A New Way to Cure Bud
Who knew the process of curing cannabis is remarkably similar to curing meat or cheese? David and Jane Sandelman figured it out and have since applied their knowledge to provide a much-needed product. Lee Allen met up with them to discuss process, products, and demand.
While the origins of drying cheese predate recorded history (perhaps as far back as 8,000 BC), super techie David Sandelman has updated that process as a way to dry and cure weed instead of cheese.
And “whey” not?
The process used on artisan cheeses (and in charcuterie) is similar to drying cannabinoids with all the products having a comparable goal — drying product to its optimal stage.
“It’s called vapor control technology. We tried it and the results were amazing, game-changing,” says David, the chief engineer at Cannatrol. David and his wife, Jane, who founded Cannatrol together, are awaiting receipt of a patent on their Vaportrol technology that gently removes water while continuously maintaining vapor pressure during the drying and curing process.

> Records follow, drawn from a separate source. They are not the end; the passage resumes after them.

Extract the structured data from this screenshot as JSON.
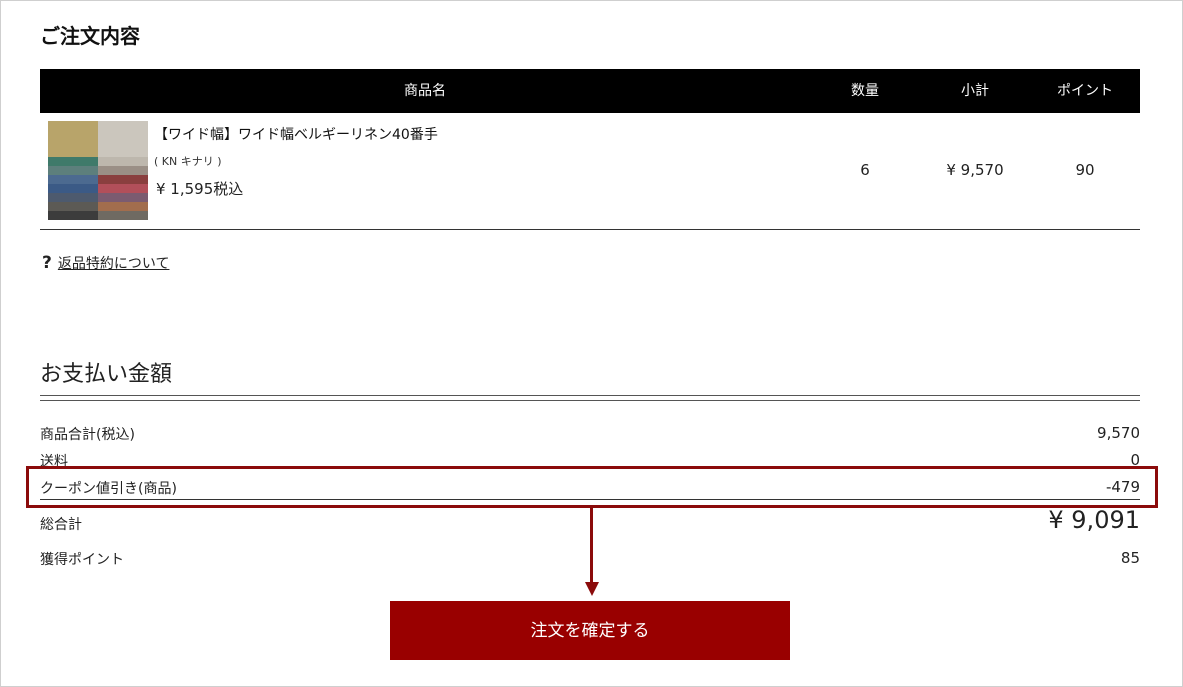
{
  "order": {
    "title": "ご注文内容",
    "table_headers": [
      "商品名",
      "数量",
      "小計",
      "ポイント"
    ],
    "items": [
      {
        "name": "【ワイド幅】ワイド幅ベルギーリネン40番手",
        "variant": "( KN キナリ )",
        "price": "¥ 1,595税込",
        "quantity": "6",
        "subtotal": "¥ 9,570",
        "points": "90"
      }
    ],
    "returns_question": "?",
    "returns_link": "返品特約について"
  },
  "payment": {
    "title": "お支払い金額",
    "lines": [
      {
        "label": "商品合計(税込)",
        "value": "9,570"
      },
      {
        "label": "送料",
        "value": "0"
      },
      {
        "label": "クーポン値引き(商品)",
        "value": "-479"
      }
    ],
    "total_label": "総合計",
    "total_value": "¥ 9,091",
    "points_label": "獲得ポイント",
    "points_value": "85"
  },
  "confirm_button": "注文を確定する",
  "colors": {
    "accent": "#990000",
    "highlight_box": "#8b0b0b",
    "header_bg": "#000000"
  }
}
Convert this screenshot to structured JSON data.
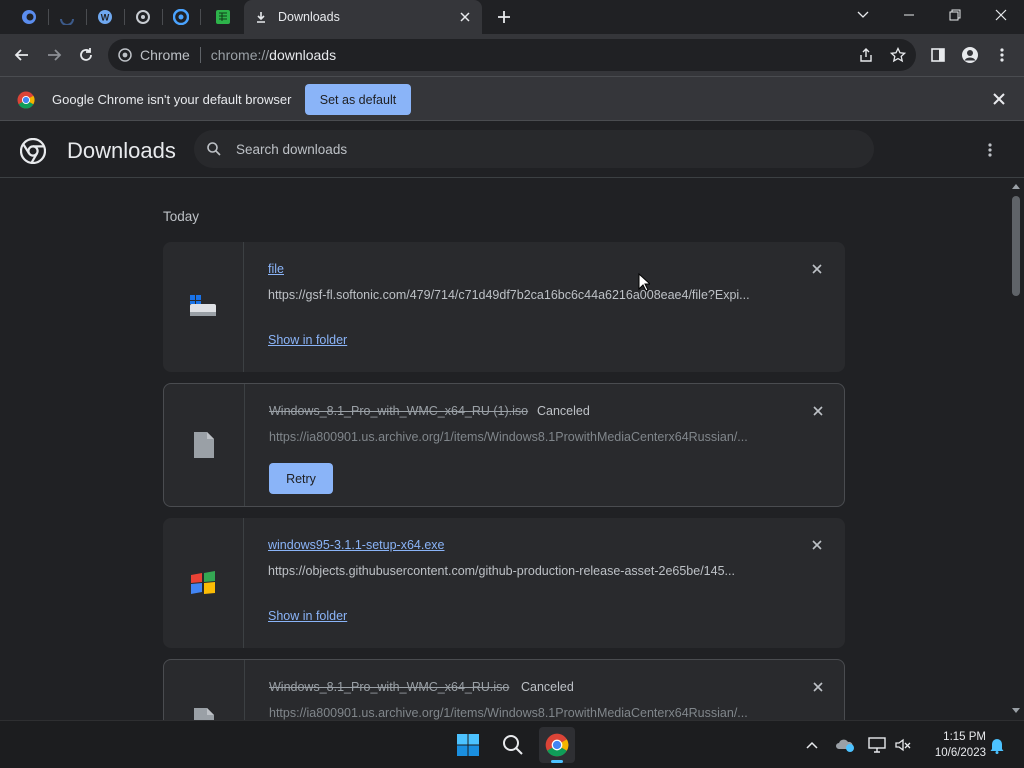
{
  "tabs": {
    "pinned": [
      {
        "name": "pinned-tab-1",
        "color": "#5b8def"
      },
      {
        "name": "pinned-tab-2",
        "color": "#3c5a8a"
      },
      {
        "name": "pinned-tab-3",
        "color": "#6fa8f0"
      },
      {
        "name": "pinned-tab-4",
        "color": "#c8ccd2"
      },
      {
        "name": "pinned-tab-5",
        "color": "#4aa3ff"
      },
      {
        "name": "pinned-tab-6",
        "color": "#2db34a"
      }
    ],
    "active": {
      "label": "Downloads"
    }
  },
  "omnibox": {
    "site_label": "Chrome",
    "url_scheme": "chrome://",
    "url_host": "downloads"
  },
  "infobar": {
    "message": "Google Chrome isn't your default browser",
    "button_label": "Set as default"
  },
  "downloads": {
    "title": "Downloads",
    "search_placeholder": "Search downloads",
    "date_heading": "Today",
    "items": [
      {
        "name": "file",
        "url": "https://gsf-fl.softonic.com/479/714/c71d49df7b2ca16bc6c44a6216a008eae4/file?Expi...",
        "action": "Show in folder",
        "status": ""
      },
      {
        "name": "Windows_8.1_Pro_with_WMC_x64_RU (1).iso",
        "url": "https://ia800901.us.archive.org/1/items/Windows8.1ProwithMediaCenterx64Russian/...",
        "action": "Retry",
        "status": "Canceled"
      },
      {
        "name": "windows95-3.1.1-setup-x64.exe",
        "url": "https://objects.githubusercontent.com/github-production-release-asset-2e65be/145...",
        "action": "Show in folder",
        "status": ""
      },
      {
        "name": "Windows_8.1_Pro_with_WMC_x64_RU.iso",
        "url": "https://ia800901.us.archive.org/1/items/Windows8.1ProwithMediaCenterx64Russian/...",
        "action": "",
        "status": "Canceled"
      }
    ]
  },
  "taskbar": {
    "time": "1:15 PM",
    "date": "10/6/2023"
  },
  "colors": {
    "accent": "#8ab4f8",
    "background": "#202124",
    "toolbar": "#35363a",
    "card": "#292a2d"
  }
}
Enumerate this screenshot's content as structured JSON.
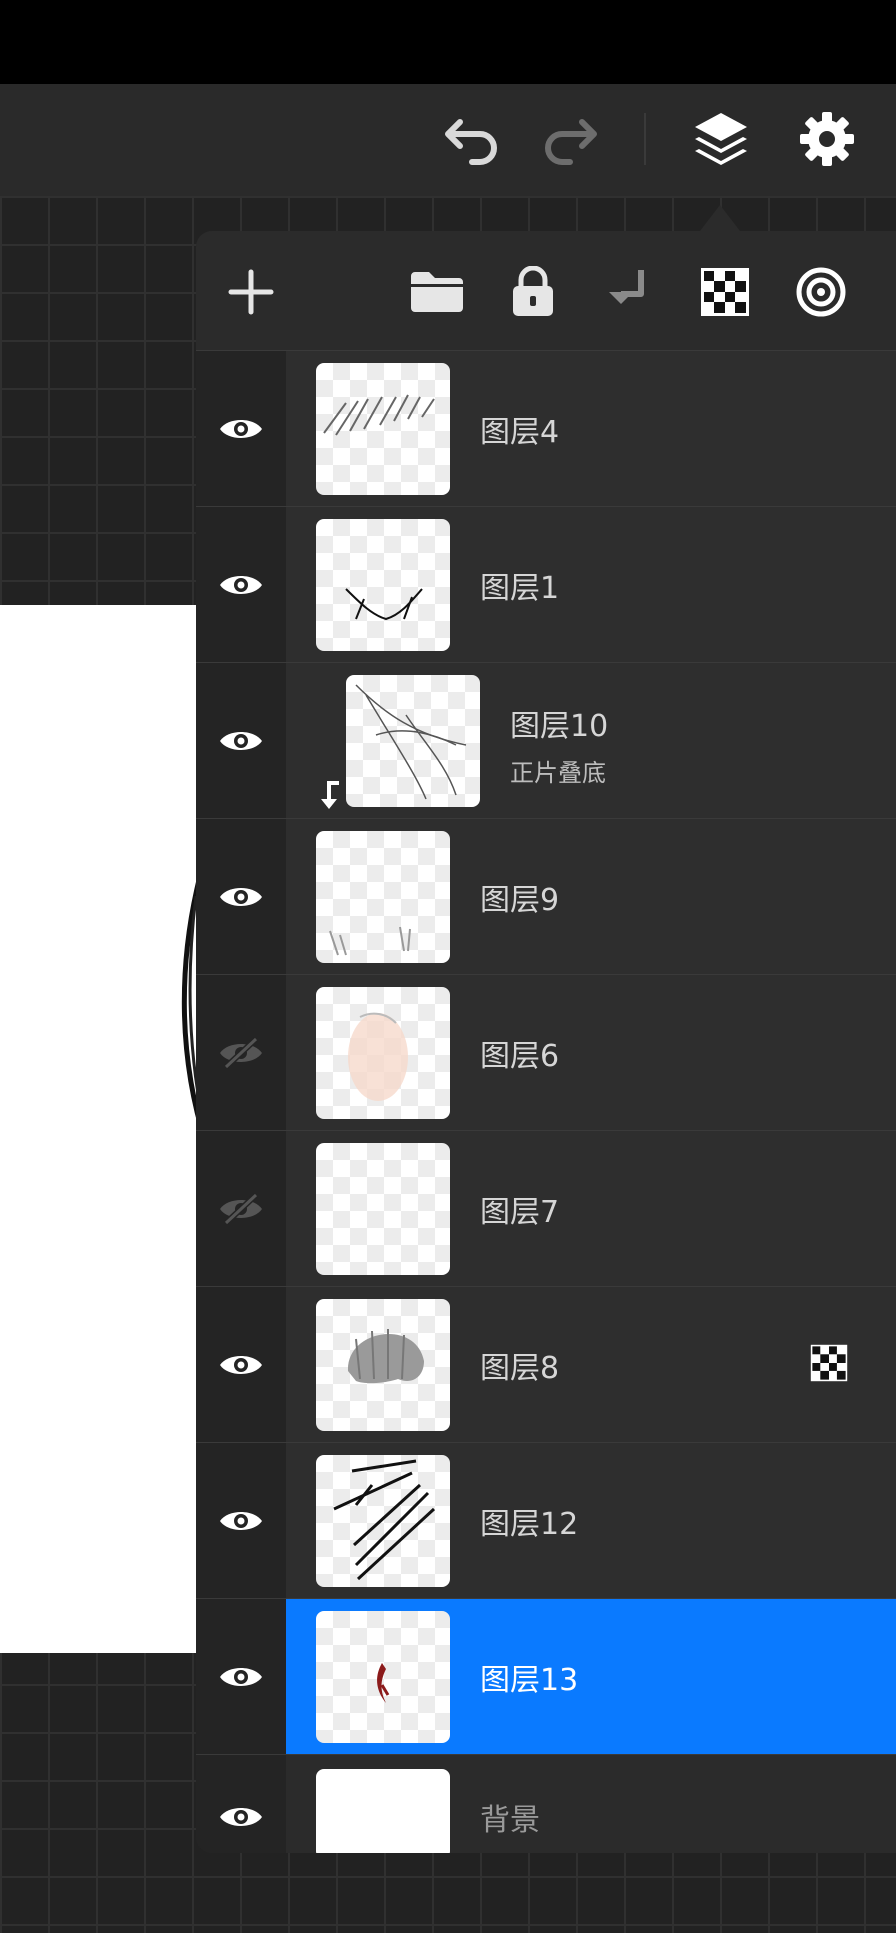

Modest and measured in his response, David says, “We didn’t invent basic physics. We just took the concepts and applied them.”
The Sandelmans are corporate refugees from the New York area who decided nearly 20 years ago to buy a rustic inn in a rural Vermont community. “We ran it for 10 years and used to serve a lot of local cheeses, so we became friendly with cheesemakers who were complaining of problems controlling their drying rooms,” says Jane, who acts as Cannatrol’s chief marketing officer.
Turns out, Dave’s technical background helped solve some of those problems and that’s the genesis from edibles to smokables.
“We cool dry a superior product to the point where water activity can’t survive any longer and you end up with a shelf-stable product,” adds Jane.
As most people know, flowers from a cannabis plant aren’t very smokable without drying them first. Also, without drying, you get mold and decay, just like many foods.
Read also: Water-Soluble Cannabinoids: A Happy Byproduct
Traditionally, people would harvest the flowers and hang them outside in a barn or their basement. But if it’s outside, it’s subject to all kinds of weather conditions from hot and humid rainy climates to extremely arid weather and the end results can be unpredictable.
Originally with cheeses, they were made in particular regions around the world at a certain time of the year, but we now have the capability to do that year-round.
“It’s the same with our system — you can cure, year-round, in bone-dry weather in the desert, or hot, humid conditions in places like Florida,” says Dave.
Once they get the flower to a desired stable water activity condition where it’s shelf-stable, it is moved into a controlled environment for the cure process where all kinds of chemistry happens to enhance the product and improve its taste and flavor.
“What we bring to the industry is consistency and measurable, quantifiable results,” says Jane.
And, according to Dave, “we bring better yield because our Cool Cure environment results in higher terpene retention. If you dry cannabis flower too fast, you wind up with a hay smell resulting in a harsh smoke. We offer the ability to control the moisture rate and a mechanism to dial it in for optimum results. We offer producers a way to deliver a superior product, a better quality smokable flower with higher terpene retention, and because our product isn’t over-dried, final sale weights are higher, adding more profit to the bottom line.
Read also: The Art of Curing Your Cannabis Crop
“Once you get to the point of a shelf-stable product, any additional water you remove from the product represents lost revenue because at the end of the day, when product is weighed, if you’ve been able to retain that water while remaining shelf-stable, you add two-three-four per cent of weight… and that’s two, three, four per cent of top-line sales that goes directly to the bottom line. Just like time is money, in this case, weight is money.”
The company makes small cure boxes for the home grower all the way up to a 1,200-pound commercial unit. “The table-top unit utilizes the same physics as larger systems which can literally be scaled to any size required,” says Dave, noting the return on investment is very short.
“We got a tremendous reaction from our beta testers before we released to the public,” says Jane. “After a couple of months, they begged us not to take the units away, so we knew we had a winner. We took the product on the road and have been shipping units across the country, from California to Maine. One of our larger installations did a sensory panel with our end-product and panelists preferred Cannatrol-dried product two-to-one.”
Dave makes the comparison this way: “Comparing our results is like comparing a $3.99 bottle of wine versus a $50 bottle. You can chug both of them down and they’ll produce similar results, but there’s a clear reason why people purchase the higher-priced product… because it’s better.”
The inventors believe their technology may not be the missing link in the industry, but it could represent the solution to a weaker link in the process.
“A lot of work is already being done on seeds and genetics, lighting, and nutrients. Everything up to the point of flower harvest, but there’s a gap when it comes to the dry and cure step of the process and that’s where our technology comes in,” says Dave.
Written by Lee Allen | Writer, Reporter, Gardener
Lee Allen is an award-winning reporter of both electronic and print media. He is also a struggling backyard gardener.